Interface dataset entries
------------------------
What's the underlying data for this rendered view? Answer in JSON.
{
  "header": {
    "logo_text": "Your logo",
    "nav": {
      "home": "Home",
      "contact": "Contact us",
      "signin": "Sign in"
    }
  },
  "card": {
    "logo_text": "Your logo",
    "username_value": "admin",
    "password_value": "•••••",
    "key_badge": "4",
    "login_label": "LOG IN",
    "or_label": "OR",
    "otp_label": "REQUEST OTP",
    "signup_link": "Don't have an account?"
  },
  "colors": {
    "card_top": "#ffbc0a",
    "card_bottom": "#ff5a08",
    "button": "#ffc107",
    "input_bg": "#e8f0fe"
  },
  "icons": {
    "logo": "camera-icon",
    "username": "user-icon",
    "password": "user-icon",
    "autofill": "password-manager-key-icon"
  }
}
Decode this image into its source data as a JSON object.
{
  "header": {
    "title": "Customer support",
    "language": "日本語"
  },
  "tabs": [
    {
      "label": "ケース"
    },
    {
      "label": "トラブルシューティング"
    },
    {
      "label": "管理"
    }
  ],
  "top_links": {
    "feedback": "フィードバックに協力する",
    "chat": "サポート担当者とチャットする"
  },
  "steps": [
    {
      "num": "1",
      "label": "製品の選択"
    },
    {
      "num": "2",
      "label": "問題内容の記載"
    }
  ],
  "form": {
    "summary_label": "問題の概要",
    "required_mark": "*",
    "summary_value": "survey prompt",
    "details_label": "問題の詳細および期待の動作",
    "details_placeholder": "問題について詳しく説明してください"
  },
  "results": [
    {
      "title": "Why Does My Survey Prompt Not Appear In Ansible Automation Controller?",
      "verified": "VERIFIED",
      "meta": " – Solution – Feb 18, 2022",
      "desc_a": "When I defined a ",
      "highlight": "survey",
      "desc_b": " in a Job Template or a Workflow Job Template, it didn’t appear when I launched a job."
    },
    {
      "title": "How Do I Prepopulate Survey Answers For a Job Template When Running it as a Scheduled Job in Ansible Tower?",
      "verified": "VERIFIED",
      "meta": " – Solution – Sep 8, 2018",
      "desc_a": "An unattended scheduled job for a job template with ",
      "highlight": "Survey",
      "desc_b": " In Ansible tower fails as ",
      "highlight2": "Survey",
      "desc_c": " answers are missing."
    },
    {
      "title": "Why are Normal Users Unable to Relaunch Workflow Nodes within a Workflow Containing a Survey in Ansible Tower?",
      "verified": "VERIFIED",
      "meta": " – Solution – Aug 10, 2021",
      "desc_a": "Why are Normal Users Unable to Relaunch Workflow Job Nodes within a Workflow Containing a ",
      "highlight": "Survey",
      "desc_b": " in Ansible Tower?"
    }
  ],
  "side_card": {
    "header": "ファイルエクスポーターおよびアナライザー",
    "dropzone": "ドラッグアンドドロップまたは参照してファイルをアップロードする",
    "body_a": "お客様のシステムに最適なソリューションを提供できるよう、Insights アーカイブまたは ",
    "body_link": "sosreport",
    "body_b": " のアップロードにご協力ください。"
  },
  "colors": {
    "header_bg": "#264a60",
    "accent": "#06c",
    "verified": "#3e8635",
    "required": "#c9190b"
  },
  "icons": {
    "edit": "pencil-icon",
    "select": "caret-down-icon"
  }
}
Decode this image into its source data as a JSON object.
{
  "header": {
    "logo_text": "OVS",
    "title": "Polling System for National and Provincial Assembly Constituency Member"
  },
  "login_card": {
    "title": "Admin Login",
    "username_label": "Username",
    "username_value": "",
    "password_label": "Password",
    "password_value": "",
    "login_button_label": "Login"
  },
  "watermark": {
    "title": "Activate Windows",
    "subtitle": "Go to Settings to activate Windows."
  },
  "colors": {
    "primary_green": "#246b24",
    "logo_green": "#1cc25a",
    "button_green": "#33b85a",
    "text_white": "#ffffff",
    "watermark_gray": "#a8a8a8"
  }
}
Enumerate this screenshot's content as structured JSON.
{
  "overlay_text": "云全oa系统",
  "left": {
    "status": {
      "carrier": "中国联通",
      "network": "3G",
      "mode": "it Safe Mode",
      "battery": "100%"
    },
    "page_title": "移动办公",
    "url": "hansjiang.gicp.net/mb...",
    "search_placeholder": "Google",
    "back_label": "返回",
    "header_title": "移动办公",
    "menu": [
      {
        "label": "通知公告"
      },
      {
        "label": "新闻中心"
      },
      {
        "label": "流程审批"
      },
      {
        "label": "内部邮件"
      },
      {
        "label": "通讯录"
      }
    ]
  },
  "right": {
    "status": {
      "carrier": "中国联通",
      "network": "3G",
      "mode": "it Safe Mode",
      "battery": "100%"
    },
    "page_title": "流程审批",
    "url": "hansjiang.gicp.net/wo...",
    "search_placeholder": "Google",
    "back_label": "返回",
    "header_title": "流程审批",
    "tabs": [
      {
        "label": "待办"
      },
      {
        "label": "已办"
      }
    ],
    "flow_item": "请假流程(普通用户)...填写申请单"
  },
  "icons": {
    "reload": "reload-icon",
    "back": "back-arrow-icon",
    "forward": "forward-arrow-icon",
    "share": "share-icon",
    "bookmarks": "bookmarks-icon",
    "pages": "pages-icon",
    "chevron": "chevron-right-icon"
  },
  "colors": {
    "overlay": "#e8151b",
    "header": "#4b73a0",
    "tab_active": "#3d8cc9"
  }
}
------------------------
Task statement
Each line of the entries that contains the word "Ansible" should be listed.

Exercise response
      "title": "Why Does My Survey Prompt Not Appear In Ansible Automation Controller?",
      "title": "How Do I Prepopulate Survey Answers For a Job Template When Running it as a Scheduled Job in Ansible Tower?",
      "desc_b": " In Ansible tower fails as ",
      "title": "Why are Normal Users Unable to Relaunch Workflow Nodes within a Workflow Containing a Survey in Ansible Tower?",
      "desc_b": " in Ansible Tower?"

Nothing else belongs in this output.